Behavioural activation & Cognitive restructuring


Hiya, anyone else received a bit of these thar treatments?

Am booked in for a couple 2 hour sessions, one of each of the above.

I know behavioural activation is about getting you to do things that help you feel better, and I'll google both of them to read up more. Just wondered if others here had experiences of them n did you find them helpful?


Just wondered if others here had experiences of them n did you find them helpful?
Yes, and (absolutely, enthusiastically, 100%) yes.

I've done a lot of behavioural activation over the course of my treatment. It's something that still forms a core part of my ongoing symptom management, every day, every week. When it starts to fall apart, and I start to fall apart, both of my Ts return to it to help me get back functioning again.

One of my ongoing personal mantras is that: when I get unwell, I have to behave my way out of it (with therapeutic support, sure). I can't think my way out of it, I can't will my way out of it. Behavioural activation provides a nice solid framework for me to do that. And tbh, I'd be a hot mess and depressed and agoraphobic without it.

Will it work for everyone? Nope, no magic bullets in this world. And I've come to learn (through trial and error) just how much structure I need, because if I get too particular, it becomes counter-therapeutic (for in, planning my week in 15 minute intervals is setting me up for failure, where that may work for others).
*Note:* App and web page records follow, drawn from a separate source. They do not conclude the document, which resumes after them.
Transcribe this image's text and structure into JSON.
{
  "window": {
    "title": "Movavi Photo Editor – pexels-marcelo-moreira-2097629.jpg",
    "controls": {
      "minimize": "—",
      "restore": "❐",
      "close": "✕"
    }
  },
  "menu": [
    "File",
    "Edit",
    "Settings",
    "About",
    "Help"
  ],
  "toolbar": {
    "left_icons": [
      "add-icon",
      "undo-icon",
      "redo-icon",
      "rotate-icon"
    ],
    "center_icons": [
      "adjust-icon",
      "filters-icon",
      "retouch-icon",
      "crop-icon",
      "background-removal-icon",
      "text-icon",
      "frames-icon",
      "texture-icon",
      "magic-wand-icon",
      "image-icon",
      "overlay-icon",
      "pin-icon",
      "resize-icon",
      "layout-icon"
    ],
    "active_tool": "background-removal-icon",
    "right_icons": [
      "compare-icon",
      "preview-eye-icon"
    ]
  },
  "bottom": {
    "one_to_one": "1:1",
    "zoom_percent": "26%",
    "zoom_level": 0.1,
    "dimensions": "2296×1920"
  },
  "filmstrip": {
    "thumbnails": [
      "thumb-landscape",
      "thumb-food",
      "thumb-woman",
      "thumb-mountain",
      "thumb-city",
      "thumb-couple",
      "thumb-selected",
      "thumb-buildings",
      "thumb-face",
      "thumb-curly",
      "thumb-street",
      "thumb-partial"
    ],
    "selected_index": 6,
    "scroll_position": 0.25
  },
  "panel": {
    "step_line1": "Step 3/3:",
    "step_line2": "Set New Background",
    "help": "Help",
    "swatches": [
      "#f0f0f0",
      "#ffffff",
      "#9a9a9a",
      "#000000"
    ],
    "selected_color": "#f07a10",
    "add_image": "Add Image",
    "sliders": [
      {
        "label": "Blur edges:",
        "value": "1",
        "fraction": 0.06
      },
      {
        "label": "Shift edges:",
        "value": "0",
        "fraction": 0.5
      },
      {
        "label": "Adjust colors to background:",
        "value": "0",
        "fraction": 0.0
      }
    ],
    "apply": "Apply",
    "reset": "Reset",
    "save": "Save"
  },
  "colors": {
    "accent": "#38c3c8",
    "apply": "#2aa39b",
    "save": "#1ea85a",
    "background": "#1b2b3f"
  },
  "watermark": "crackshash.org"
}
Really helpful @Sideways Thanks :)

And I can totally get needing to avoid over organising yourself.

But is it ok to ask what behavioural activation looks like for you?

I remember too that you were a fan of ACT, which I like very much. Are there other such therapies / techniques which you find very helpful too?


Yeah, so often it looked like a weekly planner, with time slots marked out for each day, and filling all the time slots.

The activities need to vary, and reflect the amount of detail you're going into. If you're trying the 15 mins thing, you need to include things like time to brush your hair and your teeth. And that has value in its own right: partly because you've set yourself a goal to do some self care, and because it helps you acknowledge that even those things count when you're managing your mental health...actually ADLs (Activities of Daily Living) like that are super important to mental health management, and slip easily by the wayside with a lot of disorders, so that level of detail can be really helpful.

These days, it's a week-to-page diary. I write down the week's activities in advance, so I can be mentally prepared, and also fill out gaps that I haven't seen coming. I can also see in advance where I'm going to struggle - so Wednesday morning needs to be something gentle and private, because I can see that Tuesday is a crapload of therapy. That's a bit 'further back' than the 15 min type planning, but both have their own pros and cons.

ACT falls really nicely into this. Because you can start to utilise your behavioural activation planning to utilise and practice your ACT skills. With a lot of ACT behind me, I know my weekly plan needs to include grounding activities, so there's usually gardening or dog-washing in there.

I also need to make sure that the activities in my plan are value-driven. That's the core of ACT. Not trying to find that elusive state of eternal 'happiness', but making choices about the here and now, and what we do with our time, that have value for me.

For me? That means a little bit of time supporting family members, but crucially, I have to keep going to my boxing class. It's both grounding and emptying-stress-cup oriented. But crucially, I'm currently working on trying to be comfortable valuing myself, as a unique individual. And it's the only big activity I do each week where the only person (or animal) to benefit is me - all my other activities cover community contribution, family, animal welfare values, good health, etc. Only boxing covers "I value me". I do boxing because I enjoy it and I'm good at it, and anything else is bonus.

Using the 2 together is a motivating way to approach behavioural activation. It makes it seem a bit less like I'm just being an obsessive control freak, and more like "Am I making choices that are moving my life towards what I value?" With chronic depression on board? That's really helpful.

I'll be honest, I've gotten value out of all the core treatment modalities I've done over the years - CBT and DBT included, as well as schema therapy (although that was a bit tough emotionally). Probably a solid base in CBT made my DBT and ACT take a bit quicker than they do for some folks.

But personally, out of all of them? ACT has been the one that resonated best, in terms of actually making the here and now more worthwhile.


Thank you muchly :)

Recently was talking to a friend who mentioned schema therapy. She liked it too, tho said it was heavy going.

Makes me smile to think of becoming someone wiho behaves more in line with my values as I've been so chaotic for so long.

The session are in he next coupe / three weeks, looking forward yo em. :)